Talk Isn’t Cheap

Accountability Communication Personal leadership


Key Point: Learning how to listen and talk to each other is a life long requirement. It requires focus, thoughtful skill development and the mindset, that face-to-face, voice-to-voice conversation is essential to relationship development. An experienced colleague of mine, who has had a very successful executive career, mused to me the other day; “so many of the challenges I was dealing with last week could have been avoided by having conversations with people rather than using the ubiquitous email. If I had a blog, I would blog about the need for everyone to talk more and use email less… It could be a topic for one of your blogs, Lorne?” Ok… Jill… Here it is:
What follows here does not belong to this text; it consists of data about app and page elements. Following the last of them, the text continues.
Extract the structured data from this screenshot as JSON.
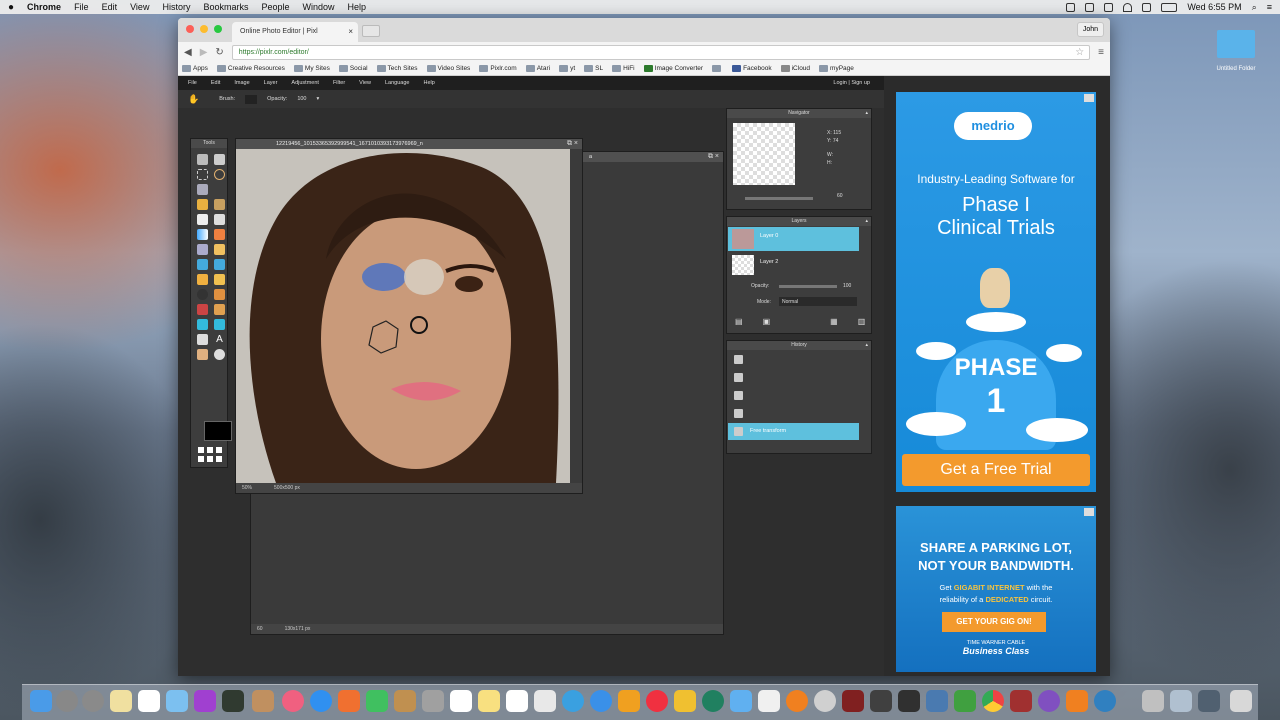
{
  "menubar": {
    "apple": "",
    "items": [
      "Chrome",
      "File",
      "Edit",
      "View",
      "History",
      "Bookmarks",
      "People",
      "Window",
      "Help"
    ],
    "clock": "Wed 6:55 PM"
  },
  "browser": {
    "tab_title": "Online Photo Editor | Pixl",
    "url": "https://pixlr.com/editor/",
    "profile": "John",
    "bookmarks": [
      "Apps",
      "Creative Resources",
      "My Sites",
      "Social",
      "Tech Sites",
      "Video Sites",
      "Pixlr.com",
      "Atari",
      "yt",
      "SL",
      "HiFi",
      "Image Converter",
      "Facebook",
      "iCloud",
      "myPage"
    ]
  },
  "pixlr": {
    "menu": [
      "File",
      "Edit",
      "Image",
      "Layer",
      "Adjustment",
      "Filter",
      "View",
      "Language",
      "Help"
    ],
    "login": "Login | Sign up",
    "options": {
      "brush_label": "Brush:",
      "opacity_label": "Opacity:",
      "opacity_value": "100"
    },
    "tools_title": "Tools",
    "doc1": {
      "title": "12219456_10153365392999541_1671010393173976969_n",
      "zoom": "50%",
      "size": "500x500 px"
    },
    "doc2": {
      "zoom": "60",
      "size": "130x171 px"
    },
    "navigator": {
      "title": "Navigator",
      "x_label": "X:",
      "x_value": "115",
      "y_label": "Y:",
      "y_value": "74",
      "w_label": "W:",
      "h_label": "H:",
      "zoom_value": "60"
    },
    "layers": {
      "title": "Layers",
      "items": [
        "Layer 0",
        "Layer 2"
      ],
      "opacity_label": "Opacity:",
      "opacity_value": "100",
      "mode_label": "Mode:",
      "mode_value": "Normal"
    },
    "history": {
      "title": "History",
      "items": [
        "",
        "",
        "",
        "",
        "Free transform"
      ]
    }
  },
  "ads": {
    "ad1": {
      "logo": "medrio",
      "line1": "Industry-Leading Software for",
      "line2": "Phase I",
      "line3": "Clinical Trials",
      "badge1": "PHASE",
      "badge2": "1",
      "cta": "Get a Free Trial"
    },
    "ad2": {
      "line1": "SHARE A PARKING LOT,",
      "line2": "NOT YOUR BANDWIDTH.",
      "line3a": "Get ",
      "line3b": "GIGABIT INTERNET",
      "line3c": " with the",
      "line4a": "reliability of a ",
      "line4b": "DEDICATED",
      "line4c": " circuit.",
      "cta": "GET YOUR GIG ON!",
      "brand1": "TIME WARNER CABLE",
      "brand2": "Business Class"
    }
  },
  "desktop_label": "Untitled Folder",
  "colors": {
    "accent": "#5ec0dd",
    "ad_blue": "#1f8fe0",
    "cta_orange": "#f39a2d"
  }
}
The foundation of successful “talk” starts in childhood. Decades of research shows that parents of all backgrounds do not need to buy expensive educational toys, digital devices and chauffeur their kids to enrichment classes to give them an edge. What they need to do with their children is much simpler: TALK!! But of course, the quality of these discussions counts too. A study conducted by researchers at the UCLA School of Public Health (published in the journal Pediatrics), found that two-way adult-child conversations were six times as potent in promoting language development as interludes in which the adult did all the talking.

Notice the phrase “two-way.” Well, the competence from relentlessly developing effective two-way conversation needs to be continuous. It is instructive to me that two leading companies Quicken and Zappos, prioritize two-way communication while bringing all new employees on board. They do not and cannot assume that their new hires come equipped to know how to constructively talk. Wow! The lead content of the leadership development initiative at the company I work for is called “Conversations!” Why? As Susan Scott has famously noted, “Conversation is the relationship and the relationship is the conversation.” One key to effective leadership is the ability to have crucial conversations and develop relationships. 

Character Moves:

  1. How have you improved your skills or ability to have a two-way conversation recently? Are you more equipped to take on any challenging discussion? What framework or model do you use? Or do you just “wing it” because you assume everyone just knows how to ” talk?” As an example, I’m going to watch the video below: “How to Speak so that People Want to Listen.”
  1. Please STOP hiding behind or inappropriately using email and/or texting. They are typically NOT effective tools for problem solving, creating, or meaningful relationship development. With platforms like Skype, FaceTime , and many other video oriented options, we can have more face-to-face interaction, even at a distance. More listening, and talking… Less email trails that can waste time and result in a relationship deficit. 
  1. Remember if we really value a relationship, we have to invest in talking to each other: That simple AND complex. Right, Jill? 

Watch this video and just talk in the Triangle,



One Millennial View: No one needs to remind me that my iPhone is used less as a “telephone” than anything else… 90 percent of my correspondence is text based, and that’s how I prefer it. Except, there are situations we’ve all been in when tone is ever so important. Unless you’re dead sure how someone is phrasing something, or knows the cadence of your own voice (which implies you likely spend enough face-to-face time anyways where you’re on that level), a call is never a bad idea when communicating something where “tone” could be misunderstood. Heck, iMessage can even record and text audio messages now with the push of a button… Let’s avoid getting caught in the tone-trap, they don’t have an emoji for “digging yourself out of a hole” yet. I would know.

– Garrett

Edited and published by Garrett Rubis